__TASK DETAILS__
Each record below should be output verbatim, without pictures.

__DATA SECTION__

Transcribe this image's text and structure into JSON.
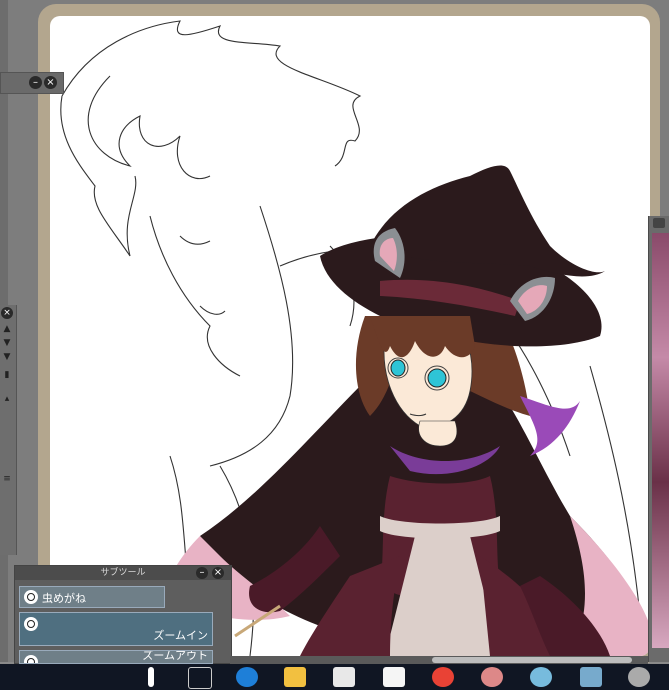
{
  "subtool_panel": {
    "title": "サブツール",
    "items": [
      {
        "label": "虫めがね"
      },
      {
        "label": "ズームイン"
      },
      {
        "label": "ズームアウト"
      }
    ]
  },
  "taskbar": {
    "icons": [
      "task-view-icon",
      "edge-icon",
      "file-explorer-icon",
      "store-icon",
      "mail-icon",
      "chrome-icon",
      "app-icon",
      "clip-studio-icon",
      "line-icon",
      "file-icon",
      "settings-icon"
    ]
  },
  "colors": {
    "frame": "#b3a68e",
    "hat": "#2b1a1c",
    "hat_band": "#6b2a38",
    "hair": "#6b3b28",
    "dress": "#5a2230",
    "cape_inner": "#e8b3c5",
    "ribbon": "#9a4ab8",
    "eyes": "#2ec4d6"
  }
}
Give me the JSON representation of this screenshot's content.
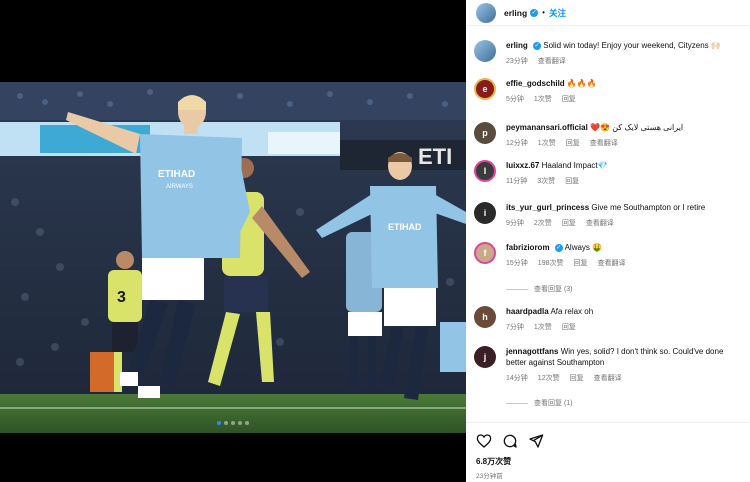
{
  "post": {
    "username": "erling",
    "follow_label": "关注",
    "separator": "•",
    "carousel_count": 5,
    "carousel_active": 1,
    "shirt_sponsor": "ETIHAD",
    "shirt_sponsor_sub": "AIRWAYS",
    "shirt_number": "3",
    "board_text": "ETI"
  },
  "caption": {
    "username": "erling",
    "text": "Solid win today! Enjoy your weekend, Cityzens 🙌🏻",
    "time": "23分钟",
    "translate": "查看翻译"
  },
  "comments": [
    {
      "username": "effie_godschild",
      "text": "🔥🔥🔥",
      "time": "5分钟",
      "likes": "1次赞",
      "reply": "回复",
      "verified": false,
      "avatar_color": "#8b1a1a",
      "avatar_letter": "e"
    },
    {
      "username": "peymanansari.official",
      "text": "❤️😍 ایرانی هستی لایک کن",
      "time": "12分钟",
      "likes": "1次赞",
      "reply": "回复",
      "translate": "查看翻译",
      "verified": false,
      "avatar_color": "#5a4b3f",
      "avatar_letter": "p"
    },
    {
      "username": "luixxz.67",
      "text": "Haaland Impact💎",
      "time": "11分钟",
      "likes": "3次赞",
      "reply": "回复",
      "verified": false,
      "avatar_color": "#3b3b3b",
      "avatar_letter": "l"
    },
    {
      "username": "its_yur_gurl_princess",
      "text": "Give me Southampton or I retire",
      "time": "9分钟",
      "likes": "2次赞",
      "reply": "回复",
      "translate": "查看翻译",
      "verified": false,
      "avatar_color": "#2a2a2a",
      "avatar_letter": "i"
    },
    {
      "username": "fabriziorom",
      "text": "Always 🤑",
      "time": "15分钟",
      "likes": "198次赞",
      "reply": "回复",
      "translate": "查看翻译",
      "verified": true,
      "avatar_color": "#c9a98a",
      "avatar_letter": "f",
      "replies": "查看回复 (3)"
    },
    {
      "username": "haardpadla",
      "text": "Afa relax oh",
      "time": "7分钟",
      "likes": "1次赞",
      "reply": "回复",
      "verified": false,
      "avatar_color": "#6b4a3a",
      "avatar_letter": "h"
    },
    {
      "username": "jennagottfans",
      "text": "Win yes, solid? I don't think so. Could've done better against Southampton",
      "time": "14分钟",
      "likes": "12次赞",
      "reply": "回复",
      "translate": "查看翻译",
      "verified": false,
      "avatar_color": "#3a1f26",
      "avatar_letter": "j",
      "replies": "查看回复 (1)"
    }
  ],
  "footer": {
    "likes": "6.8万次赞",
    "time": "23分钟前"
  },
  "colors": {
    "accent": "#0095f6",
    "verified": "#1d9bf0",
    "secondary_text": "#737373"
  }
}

__OUTPUT OF THE TASK__
Transcribe this image's text and structure into JSON.
{
  "subtool_panel": {
    "title": "サブツール",
    "items": [
      {
        "label": "虫めがね"
      },
      {
        "label": "ズームイン"
      },
      {
        "label": "ズームアウト"
      }
    ]
  },
  "taskbar": {
    "icons": [
      "task-view-icon",
      "edge-icon",
      "file-explorer-icon",
      "store-icon",
      "mail-icon",
      "chrome-icon",
      "app-icon",
      "clip-studio-icon",
      "line-icon",
      "file-icon",
      "settings-icon"
    ]
  },
  "colors": {
    "frame": "#b3a68e",
    "hat": "#2b1a1c",
    "hat_band": "#6b2a38",
    "hair": "#6b3b28",
    "dress": "#5a2230",
    "cape_inner": "#e8b3c5",
    "ribbon": "#9a4ab8",
    "eyes": "#2ec4d6"
  }
}
Give me the JSON representation of this screenshot's content.
{
  "post": {
    "username": "erling",
    "follow_label": "关注",
    "separator": "•",
    "carousel_count": 5,
    "carousel_active": 1,
    "shirt_sponsor": "ETIHAD",
    "shirt_sponsor_sub": "AIRWAYS",
    "shirt_number": "3",
    "board_text": "ETI"
  },
  "caption": {
    "username": "erling",
    "text": "Solid win today! Enjoy your weekend, Cityzens 🙌🏻",
    "time": "23分钟",
    "translate": "查看翻译"
  },
  "comments": [
    {
      "username": "effie_godschild",
      "text": "🔥🔥🔥",
      "time": "5分钟",
      "likes": "1次赞",
      "reply": "回复",
      "verified": false,
      "avatar_color": "#8b1a1a",
      "avatar_letter": "e"
    },
    {
      "username": "peymanansari.official",
      "text": "❤️😍 ایرانی هستی لایک کن",
      "time": "12分钟",
      "likes": "1次赞",
      "reply": "回复",
      "translate": "查看翻译",
      "verified": false,
      "avatar_color": "#5a4b3f",
      "avatar_letter": "p"
    },
    {
      "username": "luixxz.67",
      "text": "Haaland Impact💎",
      "time": "11分钟",
      "likes": "3次赞",
      "reply": "回复",
      "verified": false,
      "avatar_color": "#3b3b3b",
      "avatar_letter": "l"
    },
    {
      "username": "its_yur_gurl_princess",
      "text": "Give me Southampton or I retire",
      "time": "9分钟",
      "likes": "2次赞",
      "reply": "回复",
      "translate": "查看翻译",
      "verified": false,
      "avatar_color": "#2a2a2a",
      "avatar_letter": "i"
    },
    {
      "username": "fabriziorom",
      "text": "Always 🤑",
      "time": "15分钟",
      "likes": "198次赞",
      "reply": "回复",
      "translate": "查看翻译",
      "verified": true,
      "avatar_color": "#c9a98a",
      "avatar_letter": "f",
      "replies": "查看回复 (3)"
    },
    {
      "username": "haardpadla",
      "text": "Afa relax oh",
      "time": "7分钟",
      "likes": "1次赞",
      "reply": "回复",
      "verified": false,
      "avatar_color": "#6b4a3a",
      "avatar_letter": "h"
    },
    {
      "username": "jennagottfans",
      "text": "Win yes, solid? I don't think so. Could've done better against Southampton",
      "time": "14分钟",
      "likes": "12次赞",
      "reply": "回复",
      "translate": "查看翻译",
      "verified": false,
      "avatar_color": "#3a1f26",
      "avatar_letter": "j",
      "replies": "查看回复 (1)"
    }
  ],
  "footer": {
    "likes": "6.8万次赞",
    "time": "23分钟前"
  },
  "colors": {
    "accent": "#0095f6",
    "verified": "#1d9bf0",
    "secondary_text": "#737373"
  }
}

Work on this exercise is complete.